Task:
Output the full set of records exactly.

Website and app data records
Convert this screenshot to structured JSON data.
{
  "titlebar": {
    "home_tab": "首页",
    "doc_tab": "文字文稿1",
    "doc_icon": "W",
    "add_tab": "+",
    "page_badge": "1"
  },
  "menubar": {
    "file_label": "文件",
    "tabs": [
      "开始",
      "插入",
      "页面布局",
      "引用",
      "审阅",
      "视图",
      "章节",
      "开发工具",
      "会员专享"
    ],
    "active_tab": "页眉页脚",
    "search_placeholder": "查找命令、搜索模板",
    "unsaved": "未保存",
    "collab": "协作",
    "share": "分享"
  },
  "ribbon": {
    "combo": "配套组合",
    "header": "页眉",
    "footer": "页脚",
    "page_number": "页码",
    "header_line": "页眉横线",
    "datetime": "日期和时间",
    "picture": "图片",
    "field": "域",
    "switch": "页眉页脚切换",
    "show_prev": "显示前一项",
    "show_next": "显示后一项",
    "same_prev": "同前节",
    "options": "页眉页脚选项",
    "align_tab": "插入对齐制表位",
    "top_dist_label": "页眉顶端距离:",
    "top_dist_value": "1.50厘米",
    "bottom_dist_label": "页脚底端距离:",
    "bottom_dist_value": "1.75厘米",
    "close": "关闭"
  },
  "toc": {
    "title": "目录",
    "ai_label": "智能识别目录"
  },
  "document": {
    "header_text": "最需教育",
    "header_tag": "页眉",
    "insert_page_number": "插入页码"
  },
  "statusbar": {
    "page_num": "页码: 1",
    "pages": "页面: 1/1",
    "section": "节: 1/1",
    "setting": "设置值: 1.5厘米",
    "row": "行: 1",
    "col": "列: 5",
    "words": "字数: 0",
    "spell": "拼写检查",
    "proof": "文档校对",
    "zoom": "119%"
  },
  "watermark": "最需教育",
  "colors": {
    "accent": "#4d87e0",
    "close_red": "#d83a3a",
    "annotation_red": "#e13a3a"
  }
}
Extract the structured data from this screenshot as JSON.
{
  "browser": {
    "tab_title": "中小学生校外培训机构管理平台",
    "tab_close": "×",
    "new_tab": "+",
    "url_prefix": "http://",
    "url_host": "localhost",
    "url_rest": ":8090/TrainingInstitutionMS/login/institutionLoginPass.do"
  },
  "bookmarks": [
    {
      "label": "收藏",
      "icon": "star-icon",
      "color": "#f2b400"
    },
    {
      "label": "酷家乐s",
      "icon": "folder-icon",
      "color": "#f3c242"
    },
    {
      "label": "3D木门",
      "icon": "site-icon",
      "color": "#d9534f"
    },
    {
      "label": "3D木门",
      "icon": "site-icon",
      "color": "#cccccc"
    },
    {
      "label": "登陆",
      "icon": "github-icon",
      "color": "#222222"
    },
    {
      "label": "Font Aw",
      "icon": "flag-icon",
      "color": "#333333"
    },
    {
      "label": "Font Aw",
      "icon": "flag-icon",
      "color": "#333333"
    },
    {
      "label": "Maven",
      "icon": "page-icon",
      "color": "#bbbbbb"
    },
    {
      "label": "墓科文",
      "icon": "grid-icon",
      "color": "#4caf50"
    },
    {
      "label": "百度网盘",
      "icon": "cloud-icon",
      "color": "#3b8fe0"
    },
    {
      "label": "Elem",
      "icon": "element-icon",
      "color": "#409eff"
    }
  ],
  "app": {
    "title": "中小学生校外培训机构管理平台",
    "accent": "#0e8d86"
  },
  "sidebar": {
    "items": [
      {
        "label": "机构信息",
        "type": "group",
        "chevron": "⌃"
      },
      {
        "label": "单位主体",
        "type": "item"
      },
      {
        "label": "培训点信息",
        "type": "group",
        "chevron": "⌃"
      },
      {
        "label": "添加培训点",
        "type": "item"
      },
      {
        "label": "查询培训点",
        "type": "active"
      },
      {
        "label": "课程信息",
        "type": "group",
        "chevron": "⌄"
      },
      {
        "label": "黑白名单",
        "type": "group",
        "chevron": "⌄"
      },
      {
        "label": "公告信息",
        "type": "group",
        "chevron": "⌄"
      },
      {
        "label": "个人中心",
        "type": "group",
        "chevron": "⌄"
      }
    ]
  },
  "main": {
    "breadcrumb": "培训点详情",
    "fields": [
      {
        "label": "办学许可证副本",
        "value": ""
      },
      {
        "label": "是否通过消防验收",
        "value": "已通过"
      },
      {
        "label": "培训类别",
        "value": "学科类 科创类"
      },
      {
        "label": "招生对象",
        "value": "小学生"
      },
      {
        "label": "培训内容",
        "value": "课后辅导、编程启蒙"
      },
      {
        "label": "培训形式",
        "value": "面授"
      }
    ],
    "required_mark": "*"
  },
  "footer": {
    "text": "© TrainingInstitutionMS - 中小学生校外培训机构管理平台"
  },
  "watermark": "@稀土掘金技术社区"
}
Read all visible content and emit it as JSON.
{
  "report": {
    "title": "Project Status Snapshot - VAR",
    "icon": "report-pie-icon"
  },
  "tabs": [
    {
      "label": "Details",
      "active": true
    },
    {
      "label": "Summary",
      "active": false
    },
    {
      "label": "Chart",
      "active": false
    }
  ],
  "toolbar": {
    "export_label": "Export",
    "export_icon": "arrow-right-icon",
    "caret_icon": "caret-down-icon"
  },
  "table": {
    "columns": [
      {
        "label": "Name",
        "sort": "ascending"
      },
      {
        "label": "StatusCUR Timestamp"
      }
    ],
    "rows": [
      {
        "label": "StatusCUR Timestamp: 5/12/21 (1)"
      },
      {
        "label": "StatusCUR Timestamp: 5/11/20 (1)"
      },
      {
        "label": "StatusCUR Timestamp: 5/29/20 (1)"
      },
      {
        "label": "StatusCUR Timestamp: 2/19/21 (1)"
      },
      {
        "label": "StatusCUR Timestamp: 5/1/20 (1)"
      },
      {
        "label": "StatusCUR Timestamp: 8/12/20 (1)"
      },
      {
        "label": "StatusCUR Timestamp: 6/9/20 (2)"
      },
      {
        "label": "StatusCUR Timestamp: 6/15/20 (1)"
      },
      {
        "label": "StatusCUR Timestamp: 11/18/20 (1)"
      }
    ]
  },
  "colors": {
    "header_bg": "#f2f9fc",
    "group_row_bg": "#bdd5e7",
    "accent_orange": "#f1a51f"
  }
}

Answer box:
Convert this screenshot to structured JSON data.
{
  "titlebar": {
    "home_tab": "首页",
    "doc_tab": "文字文稿1",
    "doc_icon": "W",
    "add_tab": "+",
    "page_badge": "1"
  },
  "menubar": {
    "file_label": "文件",
    "tabs": [
      "开始",
      "插入",
      "页面布局",
      "引用",
      "审阅",
      "视图",
      "章节",
      "开发工具",
      "会员专享"
    ],
    "active_tab": "页眉页脚",
    "search_placeholder": "查找命令、搜索模板",
    "unsaved": "未保存",
    "collab": "协作",
    "share": "分享"
  },
  "ribbon": {
    "combo": "配套组合",
    "header": "页眉",
    "footer": "页脚",
    "page_number": "页码",
    "header_line": "页眉横线",
    "datetime": "日期和时间",
    "picture": "图片",
    "field": "域",
    "switch": "页眉页脚切换",
    "show_prev": "显示前一项",
    "show_next": "显示后一项",
    "same_prev": "同前节",
    "options": "页眉页脚选项",
    "align_tab": "插入对齐制表位",
    "top_dist_label": "页眉顶端距离:",
    "top_dist_value": "1.50厘米",
    "bottom_dist_label": "页脚底端距离:",
    "bottom_dist_value": "1.75厘米",
    "close": "关闭"
  },
  "toc": {
    "title": "目录",
    "ai_label": "智能识别目录"
  },
  "document": {
    "header_text": "最需教育",
    "header_tag": "页眉",
    "insert_page_number": "插入页码"
  },
  "statusbar": {
    "page_num": "页码: 1",
    "pages": "页面: 1/1",
    "section": "节: 1/1",
    "setting": "设置值: 1.5厘米",
    "row": "行: 1",
    "col": "列: 5",
    "words": "字数: 0",
    "spell": "拼写检查",
    "proof": "文档校对",
    "zoom": "119%"
  },
  "watermark": "最需教育",
  "colors": {
    "accent": "#4d87e0",
    "close_red": "#d83a3a",
    "annotation_red": "#e13a3a"
  }
}
Extract the structured data from this screenshot as JSON.
{
  "browser": {
    "tab_title": "中小学生校外培训机构管理平台",
    "tab_close": "×",
    "new_tab": "+",
    "url_prefix": "http://",
    "url_host": "localhost",
    "url_rest": ":8090/TrainingInstitutionMS/login/institutionLoginPass.do"
  },
  "bookmarks": [
    {
      "label": "收藏",
      "icon": "star-icon",
      "color": "#f2b400"
    },
    {
      "label": "酷家乐s",
      "icon": "folder-icon",
      "color": "#f3c242"
    },
    {
      "label": "3D木门",
      "icon": "site-icon",
      "color": "#d9534f"
    },
    {
      "label": "3D木门",
      "icon": "site-icon",
      "color": "#cccccc"
    },
    {
      "label": "登陆",
      "icon": "github-icon",
      "color": "#222222"
    },
    {
      "label": "Font Aw",
      "icon": "flag-icon",
      "color": "#333333"
    },
    {
      "label": "Font Aw",
      "icon": "flag-icon",
      "color": "#333333"
    },
    {
      "label": "Maven",
      "icon": "page-icon",
      "color": "#bbbbbb"
    },
    {
      "label": "墓科文",
      "icon": "grid-icon",
      "color": "#4caf50"
    },
    {
      "label": "百度网盘",
      "icon": "cloud-icon",
      "color": "#3b8fe0"
    },
    {
      "label": "Elem",
      "icon": "element-icon",
      "color": "#409eff"
    }
  ],
  "app": {
    "title": "中小学生校外培训机构管理平台",
    "accent": "#0e8d86"
  },
  "sidebar": {
    "items": [
      {
        "label": "机构信息",
        "type": "group",
        "chevron": "⌃"
      },
      {
        "label": "单位主体",
        "type": "item"
      },
      {
        "label": "培训点信息",
        "type": "group",
        "chevron": "⌃"
      },
      {
        "label": "添加培训点",
        "type": "item"
      },
      {
        "label": "查询培训点",
        "type": "active"
      },
      {
        "label": "课程信息",
        "type": "group",
        "chevron": "⌄"
      },
      {
        "label": "黑白名单",
        "type": "group",
        "chevron": "⌄"
      },
      {
        "label": "公告信息",
        "type": "group",
        "chevron": "⌄"
      },
      {
        "label": "个人中心",
        "type": "group",
        "chevron": "⌄"
      }
    ]
  },
  "main": {
    "breadcrumb": "培训点详情",
    "fields": [
      {
        "label": "办学许可证副本",
        "value": ""
      },
      {
        "label": "是否通过消防验收",
        "value": "已通过"
      },
      {
        "label": "培训类别",
        "value": "学科类 科创类"
      },
      {
        "label": "招生对象",
        "value": "小学生"
      },
      {
        "label": "培训内容",
        "value": "课后辅导、编程启蒙"
      },
      {
        "label": "培训形式",
        "value": "面授"
      }
    ],
    "required_mark": "*"
  },
  "footer": {
    "text": "© TrainingInstitutionMS - 中小学生校外培训机构管理平台"
  },
  "watermark": "@稀土掘金技术社区"
}
Read all visible content and emit it as JSON.
{
  "report": {
    "title": "Project Status Snapshot - VAR",
    "icon": "report-pie-icon"
  },
  "tabs": [
    {
      "label": "Details",
      "active": true
    },
    {
      "label": "Summary",
      "active": false
    },
    {
      "label": "Chart",
      "active": false
    }
  ],
  "toolbar": {
    "export_label": "Export",
    "export_icon": "arrow-right-icon",
    "caret_icon": "caret-down-icon"
  },
  "table": {
    "columns": [
      {
        "label": "Name",
        "sort": "ascending"
      },
      {
        "label": "StatusCUR Timestamp"
      }
    ],
    "rows": [
      {
        "label": "StatusCUR Timestamp: 5/12/21 (1)"
      },
      {
        "label": "StatusCUR Timestamp: 5/11/20 (1)"
      },
      {
        "label": "StatusCUR Timestamp: 5/29/20 (1)"
      },
      {
        "label": "StatusCUR Timestamp: 2/19/21 (1)"
      },
      {
        "label": "StatusCUR Timestamp: 5/1/20 (1)"
      },
      {
        "label": "StatusCUR Timestamp: 8/12/20 (1)"
      },
      {
        "label": "StatusCUR Timestamp: 6/9/20 (2)"
      },
      {
        "label": "StatusCUR Timestamp: 6/15/20 (1)"
      },
      {
        "label": "StatusCUR Timestamp: 11/18/20 (1)"
      }
    ]
  },
  "colors": {
    "header_bg": "#f2f9fc",
    "group_row_bg": "#bdd5e7",
    "accent_orange": "#f1a51f"
  }
}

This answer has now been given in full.